MORGANTOWN, W.Va. — Monongalia County magistrates appear to be on track to have extra judges to hear cases. House Bill 3332 was passed in the closing hours of the legislative session, and it includes the addition of one magistrate set to start as early as July 1 for the county wtih another to be determined in the 2024 election. The comprehensive court bill is now pending a signature from Governor Justice.
“We reached out to Joe Statler and Mike Oiliverio, who are taking the lead on this,” said Monongalia County Magistrate Ron Bane. “And then also to the other delegates that supported us; we couldn’t have done it without their passion to help us out,” he said.
For Bane and other magistrates in the county court system, the timing for the extra magistrates in Monongalia County court system couldn’t be any better. As a result of the rising population of the county, the caseload was rising to the point where Bane says he was taking an average of twelve cases per day; this was before the resignation of former magistrate Todd Gaujot. With Gaujot replaced by new magistrate Tim Pocious and two more magistrates on the way, Bane says he expects the Mon County Magistrate Court to run more efficiently.
“It gives me two more weeks of full time, so I can spread out my cases more instead of just having two weeks of full time and then having to go on call,” said Bane on WAJR’s Talk of the Town. “It’ll change the way I do things, and that’s what we were looking forward to; it’ll bring my efficacy up by at least twenty to twenty-five percent,” he said.
Bane says that he and fellow judges will be able to allow more time to dedicate to cases in the system. With additional full-time staff almost doubling and daily case loads expected to be cut in half, Bane expects to hear more details of a case so all sides can be heard in a fair and impartial manner.
“We were at a pace that, you know, it just doesn’t seem like some people get the time that they deserve to have with us,” he said.

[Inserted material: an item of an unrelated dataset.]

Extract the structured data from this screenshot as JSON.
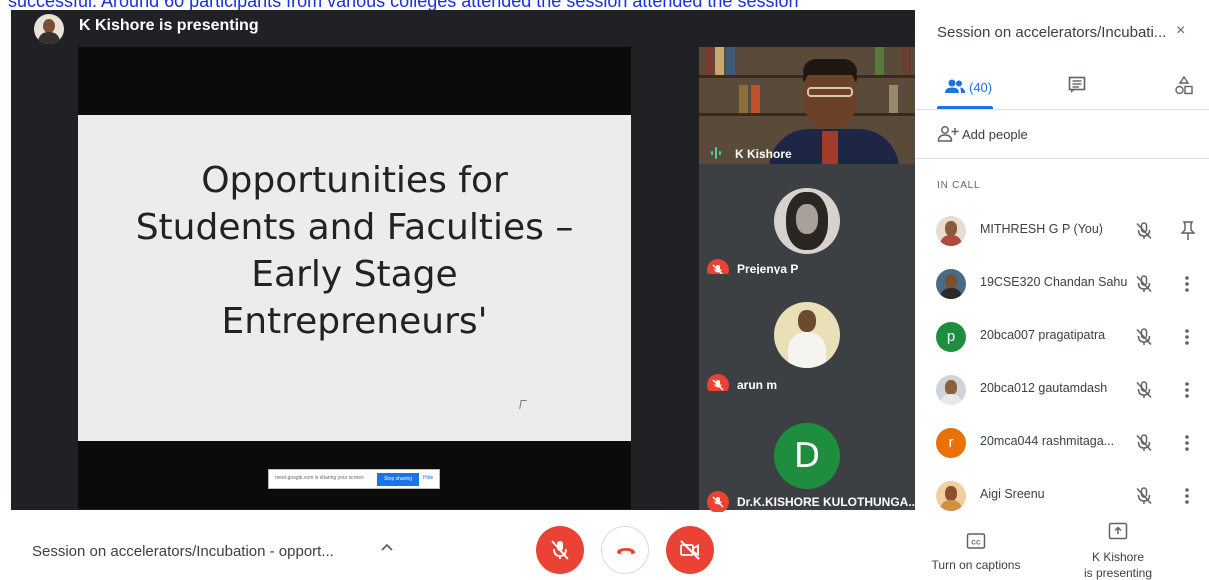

Conversations between Monongalia County magistrates and state officials involving extra judges intensified over the last several months to address the move that Bane calls “twenty-one years in the making” since a fifth magistrate was pulled to Mercer County in 2000. To make it a reality in Charleston, Oliverio was supported by Senator Charlie Clements, who helped push an amended version of HB 3332 to passage. With Statler helping to ensure a unanimous passing in the House of Delegates, the Monongalia County Magistrate Court will be up to the standards that their judges feel it should be.
“I’m excited about having more colleagues to help me through this so we can provide the best judicial circuit we can in the Magistrate Circuit,” said Bane. “I think we’ll have an opportunity to adjudicate in a way that we’ve not been able to do for such a long time,” he said.